By Steven Krolak
(NEW ALBANY, Ind.)—For the past five years, Parkwood Elementary School in Clarksville, Ind. has been the site of a unique partnership with IU Southeast’s graduate program in teacher education: the Summer Academy.
This year the Summer Academy brought IU Southeast faculty and 24 graduate students—including 11 students enrolled in the transition-to-teaching licensure program—together with selected Parkwood children for two weeks of intensive yet fun exercises in reading and math that also gave the teachers valuable classroom experience.
The Academy is essentially a teaching lab for the IU Southeast students. In addition to receiving advanced instruction in the teaching of language arts and math in elementary schools, the students are required to teach the two-week Academy at Parkwood, putting into immediate practice what they have learned.
The graduate students also act as mentors for the transition-to-teaching cohort. The “T2T” licensure is designed for individuals who already hold an undergraduate degree in a subject area unrelated to education who want to change careers and move into teaching. At Parkwood, many of these students get their first real taste of running a classroom.
Erika Velasco’s degree is in accounting, for example. She currently works at Silver Creek Elementary School in Sellersburg, Ind. as a Title 1 aide.
“I decided to apply to transition-to-teaching because I love working with kids,” Velasco said. “There is always something different in this field of work, making things more interesting and keeping the atmosphere alive.”
The children in the program present language challenges to varying degrees. They have been specifically invited by their regular school teachers to address issues with language and/or math during the summer.
But the significance of the Academy, and the connection to the community, go far beyond routine skill-building.
Over the past decade Parkwood, like other schools in the IU Southeast service area, has seen a significant rise in the enrollment of English language learners (ELL), primarily of Latino heritage. The school became one of the first to partner with IU Southeast’s New Neighbors program, which delivers professional development in English as a New Language (ENL) to faculty, staff and administrators, sensitizes them to the experiences of ELL students, and develops family-school partnerships and literacy programs that empower parents to actively participate in their children’s education.
Several years ago, Jennifer O’Brien, a teacher at Parkwood and adjunct instructor at IU Southeast, proposed a new partnership between the two institutions that could help Parkwood ENL pupils maintain their English skills over the summer break. The Summer Academy was born.
Five years later, enrollment is at capacity, with 32 children attending for two and one half hours each day, including lunch, all for free. It is a strong collaboration between the university, Parkwood and the community. The program is co-directed by Dr. Susan Ridout, professor of education and Debi Mink, associate professor of education. Callie Petty, an IU Southeast alumna who teaches fourth grade at Parkwood, serves as “principal,” managing and motivating, reaching out to parents, as well as supervising admission, arrival and dismissal. She also gathers the books that form the core of the lesson plan and are coveted by students, who will take them home for further work and sharing. For the past four years, funding for books has been generously provided by Dr. Arthur Boerner of Jeffersonville, Ind.
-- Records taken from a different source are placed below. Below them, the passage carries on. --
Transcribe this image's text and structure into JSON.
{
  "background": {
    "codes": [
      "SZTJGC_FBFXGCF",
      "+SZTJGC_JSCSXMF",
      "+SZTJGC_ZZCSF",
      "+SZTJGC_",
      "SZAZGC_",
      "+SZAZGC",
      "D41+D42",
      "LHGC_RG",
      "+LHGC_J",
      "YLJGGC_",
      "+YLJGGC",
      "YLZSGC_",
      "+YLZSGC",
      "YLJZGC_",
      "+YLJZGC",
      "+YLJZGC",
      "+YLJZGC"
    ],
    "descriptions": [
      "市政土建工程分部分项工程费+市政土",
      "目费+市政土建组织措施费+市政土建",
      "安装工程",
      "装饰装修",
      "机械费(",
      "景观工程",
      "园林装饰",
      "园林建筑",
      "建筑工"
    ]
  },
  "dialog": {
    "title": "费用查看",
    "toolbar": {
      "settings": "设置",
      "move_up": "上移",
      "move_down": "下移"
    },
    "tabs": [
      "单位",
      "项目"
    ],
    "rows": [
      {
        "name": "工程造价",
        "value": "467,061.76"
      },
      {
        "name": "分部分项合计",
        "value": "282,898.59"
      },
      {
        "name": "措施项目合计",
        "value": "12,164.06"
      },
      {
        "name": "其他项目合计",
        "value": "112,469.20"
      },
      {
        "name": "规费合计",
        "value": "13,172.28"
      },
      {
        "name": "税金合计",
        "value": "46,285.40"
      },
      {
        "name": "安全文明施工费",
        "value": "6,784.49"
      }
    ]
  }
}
The Summer Academy is focused on English language arts, specifically reading, built around a central unifying theme. This year’s theme was outer space. In one class, students took the names of planets and walked in elliptical orbits around their teacher, who played the sun, while another teacher made a video of the exercise on her tablet. In another, the children visited the NASA website and calculate celestial distances using the metric system. In still another, there were solar-system cookie arrangements and the children painted alien masks.
There is also a strong mathematics component, driven by Mink, who pulls math-related content from the readings for exercises that add depth and impact to both teaching and learning around the central theme.
“Using a theme can help make learning more interesting and meaningful,” said Ridout. “When children are reading books, taking virtual field trips, writing notes and stories, and working on specific comprehension strategies that are all interconnected, they are more excited and learning is not disjointed, but rather authentic.”
The graduate and T2T students’ coursework—reading in the morning and math in the afternoon—takes place not at IU Southeast, but in the very same Parkwood classroom in which they teach, giving the theory an immediate connection to its practical application, and keeping the service-learning nature of the Academy present.
At the end of the Academy, this year’s “graduates” took their new books home, where they will read them to their families. But more importantly, they will use the books as launching pads for other explorations, not as ends in themselves. Like the outer space journeys they have been encouraged to make during the Academy, their voyages of learning in language and math will be enriched by a method that forges linkages between the disciplines in creative and fun ways.
Ridout believes that the benefits for both students and community are linked to the structure of the teaching model employed by the Academy.
“When teachers design a standards-based creative curriculum, students thrive and school becomes a more joyful place,” Ridout said.
Homepage photo: IU Southeast transition-to-teaching student Chelsea Cotner, with Parkwood Elementary pupils in the Summer Academy. Photo by Debi Mink.